Practicality wise it does lose out a bit on the space front to its rivals such as the Ford Kuga and VW Tiguan but it is plenty big enough for 4 people and a weeks luggage as I put to the test a couple of weeks ago. comfortably covering 1100 miles in a week with no complaints. For those slightly more compact dimensions you gave the more agile sporty feel so that suits me perfectly. It is fairly quiet at motorway speeds as well.
Where it is way ahead of its less premium rivals is material quality. Everything is rock solid with no squeaks or rattles and feels nice to touch. There was one exception to this and that was an irritating squeak from the drivers seat over minor undulations. I tried to narrow down where it was coming from to no avail and didn’t fancy getting it booked in for something so small, but it seems now to have completely disappeared which pretty much confirms my assumption it was the new leather. My biggest disappointment with the car was the steering wheel which after being spoiled with the M-Sport wheel in the X2, felt thin, flimsy and looked and felt cheap and completely at odds with the otherwise quality interior. I’d definitely specify the M-Sport wheel if I had the chance again. As the thing you touch and interact with the most in a car as a driver it is important it looks and feels nice to use. The other things I would have liked to specify was the larger alloy wheels because whilst the 18″ alloys fitted have a nice diamond cut design they do look a little small on a car like this.
Big plus points for me on the equipment front are the LED headlights which literally turn night to day and the infotainment system which is intuitive and comprehensive and doesn’t even look too bad on the smaller standard screen fitted to my car. I was concerned it would look terrible after seeing the Pro nav with the larger screen but it doesn’t and has the majority of the functions. I’d still have preferred the Pro nav but it’s a significant cost that I couldn’t justify. The only option I did specify was the Privacy Glass which tints the rear windows and I am so glad I did because aesthetically it looks much better and it keeps the sun off my 3 year old daughter on hot days as well as keeping the cabin cooler for when you return to the car on a sunny afternoon.
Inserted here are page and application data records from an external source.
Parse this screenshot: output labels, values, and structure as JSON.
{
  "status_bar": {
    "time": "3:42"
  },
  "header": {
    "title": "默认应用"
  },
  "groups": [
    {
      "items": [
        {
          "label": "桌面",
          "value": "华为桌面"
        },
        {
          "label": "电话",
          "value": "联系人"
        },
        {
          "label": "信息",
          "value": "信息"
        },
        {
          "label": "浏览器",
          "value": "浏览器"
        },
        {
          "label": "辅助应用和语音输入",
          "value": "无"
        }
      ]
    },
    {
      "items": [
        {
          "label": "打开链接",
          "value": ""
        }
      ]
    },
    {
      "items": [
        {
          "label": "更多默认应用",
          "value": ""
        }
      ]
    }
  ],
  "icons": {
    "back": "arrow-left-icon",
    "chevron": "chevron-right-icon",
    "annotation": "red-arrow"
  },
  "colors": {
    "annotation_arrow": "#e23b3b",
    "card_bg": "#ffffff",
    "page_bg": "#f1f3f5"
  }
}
So I’m 9500 miles in to my time with the X1 and so far I’m very pleased. It is the ideal car for a small family who require practicality with a driver who enjoys driving spiritedly for pleasure and takes pride in what they drive. No faults so far and tyre wear seems good and we’re still 8500 miles from its first service. Fingers crossed things stay as rosy as they have been in this first 4 months. With Autumn and Winter approaching I’m looking forward to seeing how the X1 deals with less clement conditions. I will of course keep you updated on here so make sure you subscribe to not miss a post and like and comment to tell me what you think below.